Production at TOTAL's OFON offshore oil rig, situated 60 kilometers south of Port Harcourt, Nigeria, recently tripled its daily output as part of its Phase 2 project. In line with this expansion, Veolia Water Technologies in South Africa designed, fabricated and commissioned two new packaged water treatment plants, which will supplement the existing fresh water supply for cooking, cleaning and the HVAC system on the living quarter platform.
Veolia was responsible for supplying two package plants: one for desalination and the other for potable water. To achieve this, Veolia built four skids. The first comprised a reverse osmosis unit with membrane pressure vessels, a Clean in Place (CIP) unit and the PLC to control the four skids. The second skid was the dosing skid which provides the chemicals to both packages, the third skid contained two carbon filters and the fourth skid included ultra violet irradiation equipment and two pressure-sustaining vessels.
The process starts off with seawater desalination using reverse osmosis technology. The desalinated water is then transferred to an intermediate tank where it is chlorinated as part of the short term storage requirements. The chlorinated water is then de-chlorinated through an activated carbon filter-set and thereafter some of the water is further disinfected through an ultra violet irradiation process. This eradicates any bacteria and other living organisms. This process enabled the dual-stream requirements necessary for the functionality of both the desalination and potable water plants.
"We selected and designed all equipment to oil and gas specifications from TOTAL, which included the relevant ATEX specifications, where necessary." says Andre Loots, Project Engineer, Veolia Water Technologies South Africa. Veolia relied on its expertise within the oil and gas industry to develop these highly technical designs. "We also had to ensure that the plants would integrate well with other packages on the oil rig." comments Loots.
Veolia conducted its Site Acceptance Testing on the skids on the Mediterranean coast of France, which has significantly higher salinity levels than in the Atlantic Ocean where the rig is located. "Our skids performed to specification even with this high salinity sea water and reaffirmed their performance capabilities for TOTAL," adds Loots.
Veolia was contracted in 2012 by Eiffage Construction Métallique who was responsible for constructing the 7 000-ton platform living quarters.
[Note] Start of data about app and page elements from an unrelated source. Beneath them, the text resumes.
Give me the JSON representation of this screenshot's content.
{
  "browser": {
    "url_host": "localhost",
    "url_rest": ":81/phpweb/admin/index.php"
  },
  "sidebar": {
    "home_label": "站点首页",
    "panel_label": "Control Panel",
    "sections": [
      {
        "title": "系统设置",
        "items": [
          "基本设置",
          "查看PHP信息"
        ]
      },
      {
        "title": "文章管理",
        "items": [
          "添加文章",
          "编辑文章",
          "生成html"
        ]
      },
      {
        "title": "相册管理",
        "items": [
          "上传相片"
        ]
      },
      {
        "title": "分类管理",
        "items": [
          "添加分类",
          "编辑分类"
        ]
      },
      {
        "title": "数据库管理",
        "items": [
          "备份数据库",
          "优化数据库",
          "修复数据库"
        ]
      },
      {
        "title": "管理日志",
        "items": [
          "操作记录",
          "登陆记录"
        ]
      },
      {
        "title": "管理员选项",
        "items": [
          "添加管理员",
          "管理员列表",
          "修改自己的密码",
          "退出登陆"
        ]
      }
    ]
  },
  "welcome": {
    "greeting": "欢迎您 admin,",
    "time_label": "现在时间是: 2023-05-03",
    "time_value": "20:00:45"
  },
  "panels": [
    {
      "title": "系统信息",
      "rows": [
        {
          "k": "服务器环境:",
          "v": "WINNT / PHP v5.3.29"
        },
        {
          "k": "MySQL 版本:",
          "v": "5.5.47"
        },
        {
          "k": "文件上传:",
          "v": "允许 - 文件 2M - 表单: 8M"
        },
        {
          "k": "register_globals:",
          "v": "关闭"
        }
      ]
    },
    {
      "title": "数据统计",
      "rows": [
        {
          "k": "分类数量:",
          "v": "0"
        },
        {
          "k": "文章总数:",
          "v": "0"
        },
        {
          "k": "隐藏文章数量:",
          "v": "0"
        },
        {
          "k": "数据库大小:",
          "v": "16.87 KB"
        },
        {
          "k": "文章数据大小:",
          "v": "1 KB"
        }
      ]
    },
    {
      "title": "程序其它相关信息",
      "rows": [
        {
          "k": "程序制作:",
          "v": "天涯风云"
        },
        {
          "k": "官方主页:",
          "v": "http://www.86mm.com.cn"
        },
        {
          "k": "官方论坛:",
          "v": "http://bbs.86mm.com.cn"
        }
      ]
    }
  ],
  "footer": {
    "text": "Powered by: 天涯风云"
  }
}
Commissioning was completed offshore during a two week period in late 2014. Subsequently, Veolia has been contracted to build a training skid for reverse osmosis cleaning (CIP) for Angola's growing oil and gas industry.